Sepr, Gloucester Road, Bristol, February 2020
Sepr, Gloucester Road, Bristol, February 2020

I don’t think I’ll ever get bored of Sepr’s work and my only criticism is that I just don’t get to see enough of it. At least I can enjoy this one every time I walk to work.

2579. Gloucester Road, CoLAB

I was on a mission to buy a couple of birthday presents a week or two back, and was running out of options (and time) so I took a stroll up Gloucester Road to see what I could find, as my usual ‘sure thing’ the Guild on Park Street had somewhat let me down. One of the shops I visited a couple of times was CoLAB, a shop that sells art from local artists. This particular shop also has strong links with the street art scene and stocks a range of books published by Tangent on the subject.
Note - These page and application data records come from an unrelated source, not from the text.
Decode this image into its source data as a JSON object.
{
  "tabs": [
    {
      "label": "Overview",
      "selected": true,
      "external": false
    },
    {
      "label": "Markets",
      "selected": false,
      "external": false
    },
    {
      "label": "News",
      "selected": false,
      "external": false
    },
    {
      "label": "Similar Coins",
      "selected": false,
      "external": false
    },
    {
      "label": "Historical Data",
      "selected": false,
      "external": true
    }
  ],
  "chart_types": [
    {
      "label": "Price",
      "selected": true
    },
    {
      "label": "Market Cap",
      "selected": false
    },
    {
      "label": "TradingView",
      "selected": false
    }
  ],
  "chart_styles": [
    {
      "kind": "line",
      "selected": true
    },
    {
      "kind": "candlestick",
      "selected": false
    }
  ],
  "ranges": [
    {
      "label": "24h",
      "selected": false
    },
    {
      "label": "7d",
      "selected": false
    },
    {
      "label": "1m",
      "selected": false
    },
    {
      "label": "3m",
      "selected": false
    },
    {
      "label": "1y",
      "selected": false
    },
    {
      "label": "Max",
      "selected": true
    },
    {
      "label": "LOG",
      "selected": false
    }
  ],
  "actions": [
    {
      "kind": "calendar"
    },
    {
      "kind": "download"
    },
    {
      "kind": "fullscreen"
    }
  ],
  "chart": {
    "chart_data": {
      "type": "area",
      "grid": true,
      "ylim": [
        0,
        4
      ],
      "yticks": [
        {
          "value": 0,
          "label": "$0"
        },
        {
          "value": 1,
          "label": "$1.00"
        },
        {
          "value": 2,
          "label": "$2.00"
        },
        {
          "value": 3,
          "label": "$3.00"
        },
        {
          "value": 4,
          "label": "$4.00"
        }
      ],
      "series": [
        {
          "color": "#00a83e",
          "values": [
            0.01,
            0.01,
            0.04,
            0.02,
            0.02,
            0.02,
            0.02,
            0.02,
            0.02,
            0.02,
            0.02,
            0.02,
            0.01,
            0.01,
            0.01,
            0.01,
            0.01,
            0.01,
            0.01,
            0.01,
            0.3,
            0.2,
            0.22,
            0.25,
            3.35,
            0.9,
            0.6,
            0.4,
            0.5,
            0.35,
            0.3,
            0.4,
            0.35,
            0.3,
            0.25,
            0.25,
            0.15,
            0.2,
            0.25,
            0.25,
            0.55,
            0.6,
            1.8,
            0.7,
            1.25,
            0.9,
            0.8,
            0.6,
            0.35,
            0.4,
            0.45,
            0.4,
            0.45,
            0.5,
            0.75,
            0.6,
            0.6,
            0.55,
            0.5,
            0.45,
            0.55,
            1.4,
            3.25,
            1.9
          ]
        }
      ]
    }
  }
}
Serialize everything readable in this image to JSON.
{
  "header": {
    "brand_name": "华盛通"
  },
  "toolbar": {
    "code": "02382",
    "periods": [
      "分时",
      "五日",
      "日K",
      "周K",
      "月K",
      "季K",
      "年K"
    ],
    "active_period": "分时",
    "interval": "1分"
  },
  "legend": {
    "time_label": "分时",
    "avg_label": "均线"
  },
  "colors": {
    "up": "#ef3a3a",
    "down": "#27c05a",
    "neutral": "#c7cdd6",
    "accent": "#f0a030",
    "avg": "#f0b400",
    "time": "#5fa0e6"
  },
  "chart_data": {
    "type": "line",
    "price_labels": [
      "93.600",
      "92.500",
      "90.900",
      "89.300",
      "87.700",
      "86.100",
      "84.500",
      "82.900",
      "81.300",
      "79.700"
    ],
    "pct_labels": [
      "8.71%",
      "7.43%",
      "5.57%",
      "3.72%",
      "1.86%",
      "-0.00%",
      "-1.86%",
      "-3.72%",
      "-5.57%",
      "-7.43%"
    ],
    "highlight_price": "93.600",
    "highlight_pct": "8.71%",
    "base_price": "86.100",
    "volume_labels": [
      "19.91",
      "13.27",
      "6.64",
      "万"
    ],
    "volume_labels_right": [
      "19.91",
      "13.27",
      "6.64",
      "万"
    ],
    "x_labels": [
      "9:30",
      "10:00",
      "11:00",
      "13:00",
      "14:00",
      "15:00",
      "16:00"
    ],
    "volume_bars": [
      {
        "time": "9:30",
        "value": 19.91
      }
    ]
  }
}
On my second trip into the shop, which sealed the deal on a rather nice print of the Carriageworks (with the Iconic Sweet Toof and Rawdy crocodile), I noticed this little alcove that looked a little bit like an ex-changing room (not an exchanging room, that might be something completely diffierent). Hurrah, the unmistakable work of Andy Council.

Andy Council, Gloucester Road CoLAB, Bristol, February
Andy Council, Gloucester Road CoLAB, Bristol, February

I don’t usually post indoor art in Natural Adventures, but just occassionally…

I suspect, looking at the wear and tear on this piece it might have been done some time ago. In true Andy Council style it features a bunch of dinosaurs that are constructed out of small houses and includes the Clifton Suspension Bridge, just for good measure. His work is inextricably linked with his home city and his identity can be found all over the place. A great find in a great shop that I will visit more frequently I’m sure.

2031. Gloucester Road

This piece goes back a little way, and kind of got lost because it was taken on my mobile phone and not on my camera – hence the rather poor quality. It is a piece by Hoax and Akarat above the Coop on Gloucester Road and didn’t last too long before it got dogged, which was a pity.

Hoax and Akarat, Gloucester Road, Bristol, August 2018
Hoax and Akarat, Gloucester Road, Bristol, August 2018

It has been a long time since I have seen anything by these two on the streets so I was rather excited by this collaboration. Unfortunately, by the time I returned some while later with a camera it was gone. Entitled Run run run, the piece includes a couple of galloping horses and what looks like an architectural feature, possibly a window and roof. I would have loved to get a closer look, but this was the best I could do.